Provided entries |
┄┄┄┄┄┄┄┄┄┄┄┄┄┄┄┄┄┄┄┄

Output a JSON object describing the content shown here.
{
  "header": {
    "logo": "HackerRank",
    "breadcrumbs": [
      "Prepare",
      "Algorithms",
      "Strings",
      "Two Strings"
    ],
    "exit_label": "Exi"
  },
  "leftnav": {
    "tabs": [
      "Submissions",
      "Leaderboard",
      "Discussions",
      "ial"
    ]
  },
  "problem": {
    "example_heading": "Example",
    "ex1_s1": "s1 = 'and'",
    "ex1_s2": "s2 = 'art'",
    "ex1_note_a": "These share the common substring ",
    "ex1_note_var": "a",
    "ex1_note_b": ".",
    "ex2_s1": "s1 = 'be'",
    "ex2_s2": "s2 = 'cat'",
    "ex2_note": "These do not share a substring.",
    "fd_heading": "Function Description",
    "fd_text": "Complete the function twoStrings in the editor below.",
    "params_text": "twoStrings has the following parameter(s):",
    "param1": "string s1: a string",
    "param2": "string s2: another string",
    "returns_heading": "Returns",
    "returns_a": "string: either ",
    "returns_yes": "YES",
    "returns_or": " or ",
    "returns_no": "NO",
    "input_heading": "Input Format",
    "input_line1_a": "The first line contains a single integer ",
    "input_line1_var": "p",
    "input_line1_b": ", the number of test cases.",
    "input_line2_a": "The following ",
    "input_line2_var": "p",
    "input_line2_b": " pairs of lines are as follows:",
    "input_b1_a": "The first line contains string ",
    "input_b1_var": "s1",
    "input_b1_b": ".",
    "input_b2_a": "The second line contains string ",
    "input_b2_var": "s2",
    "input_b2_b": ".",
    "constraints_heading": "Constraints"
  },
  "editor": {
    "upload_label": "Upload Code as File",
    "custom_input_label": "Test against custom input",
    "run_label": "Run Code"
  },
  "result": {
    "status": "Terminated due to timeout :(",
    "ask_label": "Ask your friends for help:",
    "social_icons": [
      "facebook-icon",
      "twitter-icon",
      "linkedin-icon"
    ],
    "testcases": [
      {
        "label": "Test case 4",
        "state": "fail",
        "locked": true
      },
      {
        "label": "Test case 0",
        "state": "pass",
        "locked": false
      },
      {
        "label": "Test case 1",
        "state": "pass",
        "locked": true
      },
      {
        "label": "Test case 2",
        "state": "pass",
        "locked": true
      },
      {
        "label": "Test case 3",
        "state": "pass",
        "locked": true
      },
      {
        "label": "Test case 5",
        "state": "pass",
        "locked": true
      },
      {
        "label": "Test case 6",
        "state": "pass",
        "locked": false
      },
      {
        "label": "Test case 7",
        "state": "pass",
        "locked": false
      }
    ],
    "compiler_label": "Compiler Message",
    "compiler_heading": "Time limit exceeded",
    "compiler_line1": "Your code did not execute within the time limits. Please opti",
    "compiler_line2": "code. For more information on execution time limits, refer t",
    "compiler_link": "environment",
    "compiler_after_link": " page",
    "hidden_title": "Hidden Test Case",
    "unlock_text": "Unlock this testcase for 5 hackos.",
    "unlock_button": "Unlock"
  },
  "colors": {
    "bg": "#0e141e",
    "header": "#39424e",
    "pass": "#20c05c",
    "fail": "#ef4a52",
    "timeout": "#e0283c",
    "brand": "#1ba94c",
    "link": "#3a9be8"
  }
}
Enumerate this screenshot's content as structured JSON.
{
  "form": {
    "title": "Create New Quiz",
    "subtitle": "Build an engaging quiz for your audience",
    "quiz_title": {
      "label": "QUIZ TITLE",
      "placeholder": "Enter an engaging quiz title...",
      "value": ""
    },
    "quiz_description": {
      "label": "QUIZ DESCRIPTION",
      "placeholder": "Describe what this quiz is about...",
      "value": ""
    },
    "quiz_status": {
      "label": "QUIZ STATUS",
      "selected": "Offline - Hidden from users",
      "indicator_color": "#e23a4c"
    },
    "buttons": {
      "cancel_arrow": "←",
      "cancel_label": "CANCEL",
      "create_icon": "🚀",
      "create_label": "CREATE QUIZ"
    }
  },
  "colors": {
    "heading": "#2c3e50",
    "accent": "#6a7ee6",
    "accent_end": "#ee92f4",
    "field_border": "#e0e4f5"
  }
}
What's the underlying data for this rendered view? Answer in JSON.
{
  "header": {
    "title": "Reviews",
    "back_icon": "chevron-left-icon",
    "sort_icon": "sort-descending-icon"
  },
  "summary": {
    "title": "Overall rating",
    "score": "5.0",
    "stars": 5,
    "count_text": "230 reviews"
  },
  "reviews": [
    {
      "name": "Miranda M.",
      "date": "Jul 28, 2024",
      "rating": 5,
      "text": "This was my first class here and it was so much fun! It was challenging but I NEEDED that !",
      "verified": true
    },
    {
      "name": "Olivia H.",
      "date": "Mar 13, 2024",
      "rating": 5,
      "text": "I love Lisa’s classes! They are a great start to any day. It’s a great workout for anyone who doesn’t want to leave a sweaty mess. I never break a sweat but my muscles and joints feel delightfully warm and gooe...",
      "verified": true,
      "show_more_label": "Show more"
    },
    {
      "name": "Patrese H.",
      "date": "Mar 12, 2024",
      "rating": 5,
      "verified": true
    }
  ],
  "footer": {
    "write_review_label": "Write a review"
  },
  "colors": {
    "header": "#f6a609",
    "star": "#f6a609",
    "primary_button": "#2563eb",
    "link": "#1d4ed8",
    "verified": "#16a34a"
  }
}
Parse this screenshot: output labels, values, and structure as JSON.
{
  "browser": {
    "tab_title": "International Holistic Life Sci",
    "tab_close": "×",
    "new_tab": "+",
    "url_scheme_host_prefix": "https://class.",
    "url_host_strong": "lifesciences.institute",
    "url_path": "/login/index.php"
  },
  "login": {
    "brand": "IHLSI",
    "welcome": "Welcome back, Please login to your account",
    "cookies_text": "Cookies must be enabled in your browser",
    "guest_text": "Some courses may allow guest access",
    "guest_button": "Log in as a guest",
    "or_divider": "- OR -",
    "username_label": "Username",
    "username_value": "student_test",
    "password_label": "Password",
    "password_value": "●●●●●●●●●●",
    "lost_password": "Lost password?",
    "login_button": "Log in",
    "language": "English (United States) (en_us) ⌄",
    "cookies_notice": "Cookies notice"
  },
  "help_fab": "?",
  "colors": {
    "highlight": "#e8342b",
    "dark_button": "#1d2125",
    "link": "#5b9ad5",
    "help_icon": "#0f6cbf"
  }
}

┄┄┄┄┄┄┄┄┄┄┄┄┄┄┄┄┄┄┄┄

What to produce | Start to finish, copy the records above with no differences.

Task answer |
Output a JSON object describing the content shown here.
{
  "header": {
    "logo": "HackerRank",
    "breadcrumbs": [
      "Prepare",
      "Algorithms",
      "Strings",
      "Two Strings"
    ],
    "exit_label": "Exi"
  },
  "leftnav": {
    "tabs": [
      "Submissions",
      "Leaderboard",
      "Discussions",
      "ial"
    ]
  },
  "problem": {
    "example_heading": "Example",
    "ex1_s1": "s1 = 'and'",
    "ex1_s2": "s2 = 'art'",
    "ex1_note_a": "These share the common substring ",
    "ex1_note_var": "a",
    "ex1_note_b": ".",
    "ex2_s1": "s1 = 'be'",
    "ex2_s2": "s2 = 'cat'",
    "ex2_note": "These do not share a substring.",
    "fd_heading": "Function Description",
    "fd_text": "Complete the function twoStrings in the editor below.",
    "params_text": "twoStrings has the following parameter(s):",
    "param1": "string s1: a string",
    "param2": "string s2: another string",
    "returns_heading": "Returns",
    "returns_a": "string: either ",
    "returns_yes": "YES",
    "returns_or": " or ",
    "returns_no": "NO",
    "input_heading": "Input Format",
    "input_line1_a": "The first line contains a single integer ",
    "input_line1_var": "p",
    "input_line1_b": ", the number of test cases.",
    "input_line2_a": "The following ",
    "input_line2_var": "p",
    "input_line2_b": " pairs of lines are as follows:",
    "input_b1_a": "The first line contains string ",
    "input_b1_var": "s1",
    "input_b1_b": ".",
    "input_b2_a": "The second line contains string ",
    "input_b2_var": "s2",
    "input_b2_b": ".",
    "constraints_heading": "Constraints"
  },
  "editor": {
    "upload_label": "Upload Code as File",
    "custom_input_label": "Test against custom input",
    "run_label": "Run Code"
  },
  "result": {
    "status": "Terminated due to timeout :(",
    "ask_label": "Ask your friends for help:",
    "social_icons": [
      "facebook-icon",
      "twitter-icon",
      "linkedin-icon"
    ],
    "testcases": [
      {
        "label": "Test case 4",
        "state": "fail",
        "locked": true
      },
      {
        "label": "Test case 0",
        "state": "pass",
        "locked": false
      },
      {
        "label": "Test case 1",
        "state": "pass",
        "locked": true
      },
      {
        "label": "Test case 2",
        "state": "pass",
        "locked": true
      },
      {
        "label": "Test case 3",
        "state": "pass",
        "locked": true
      },
      {
        "label": "Test case 5",
        "state": "pass",
        "locked": true
      },
      {
        "label": "Test case 6",
        "state": "pass",
        "locked": false
      },
      {
        "label": "Test case 7",
        "state": "pass",
        "locked": false
      }
    ],
    "compiler_label": "Compiler Message",
    "compiler_heading": "Time limit exceeded",
    "compiler_line1": "Your code did not execute within the time limits. Please opti",
    "compiler_line2": "code. For more information on execution time limits, refer t",
    "compiler_link": "environment",
    "compiler_after_link": " page",
    "hidden_title": "Hidden Test Case",
    "unlock_text": "Unlock this testcase for 5 hackos.",
    "unlock_button": "Unlock"
  },
  "colors": {
    "bg": "#0e141e",
    "header": "#39424e",
    "pass": "#20c05c",
    "fail": "#ef4a52",
    "timeout": "#e0283c",
    "brand": "#1ba94c",
    "link": "#3a9be8"
  }
}
Enumerate this screenshot's content as structured JSON.
{
  "form": {
    "title": "Create New Quiz",
    "subtitle": "Build an engaging quiz for your audience",
    "quiz_title": {
      "label": "QUIZ TITLE",
      "placeholder": "Enter an engaging quiz title...",
      "value": ""
    },
    "quiz_description": {
      "label": "QUIZ DESCRIPTION",
      "placeholder": "Describe what this quiz is about...",
      "value": ""
    },
    "quiz_status": {
      "label": "QUIZ STATUS",
      "selected": "Offline - Hidden from users",
      "indicator_color": "#e23a4c"
    },
    "buttons": {
      "cancel_arrow": "←",
      "cancel_label": "CANCEL",
      "create_icon": "🚀",
      "create_label": "CREATE QUIZ"
    }
  },
  "colors": {
    "heading": "#2c3e50",
    "accent": "#6a7ee6",
    "accent_end": "#ee92f4",
    "field_border": "#e0e4f5"
  }
}
What's the underlying data for this rendered view? Answer in JSON.
{
  "header": {
    "title": "Reviews",
    "back_icon": "chevron-left-icon",
    "sort_icon": "sort-descending-icon"
  },
  "summary": {
    "title": "Overall rating",
    "score": "5.0",
    "stars": 5,
    "count_text": "230 reviews"
  },
  "reviews": [
    {
      "name": "Miranda M.",
      "date": "Jul 28, 2024",
      "rating": 5,
      "text": "This was my first class here and it was so much fun! It was challenging but I NEEDED that !",
      "verified": true
    },
    {
      "name": "Olivia H.",
      "date": "Mar 13, 2024",
      "rating": 5,
      "text": "I love Lisa’s classes! They are a great start to any day. It’s a great workout for anyone who doesn’t want to leave a sweaty mess. I never break a sweat but my muscles and joints feel delightfully warm and gooe...",
      "verified": true,
      "show_more_label": "Show more"
    },
    {
      "name": "Patrese H.",
      "date": "Mar 12, 2024",
      "rating": 5,
      "verified": true
    }
  ],
  "footer": {
    "write_review_label": "Write a review"
  },
  "colors": {
    "header": "#f6a609",
    "star": "#f6a609",
    "primary_button": "#2563eb",
    "link": "#1d4ed8",
    "verified": "#16a34a"
  }
}
Parse this screenshot: output labels, values, and structure as JSON.
{
  "browser": {
    "tab_title": "International Holistic Life Sci",
    "tab_close": "×",
    "new_tab": "+",
    "url_scheme_host_prefix": "https://class.",
    "url_host_strong": "lifesciences.institute",
    "url_path": "/login/index.php"
  },
  "login": {
    "brand": "IHLSI",
    "welcome": "Welcome back, Please login to your account",
    "cookies_text": "Cookies must be enabled in your browser",
    "guest_text": "Some courses may allow guest access",
    "guest_button": "Log in as a guest",
    "or_divider": "- OR -",
    "username_label": "Username",
    "username_value": "student_test",
    "password_label": "Password",
    "password_value": "●●●●●●●●●●",
    "lost_password": "Lost password?",
    "login_button": "Log in",
    "language": "English (United States) (en_us) ⌄",
    "cookies_notice": "Cookies notice"
  },
  "help_fab": "?",
  "colors": {
    "highlight": "#e8342b",
    "dark_button": "#1d2125",
    "link": "#5b9ad5",
    "help_icon": "#0f6cbf"
  }
}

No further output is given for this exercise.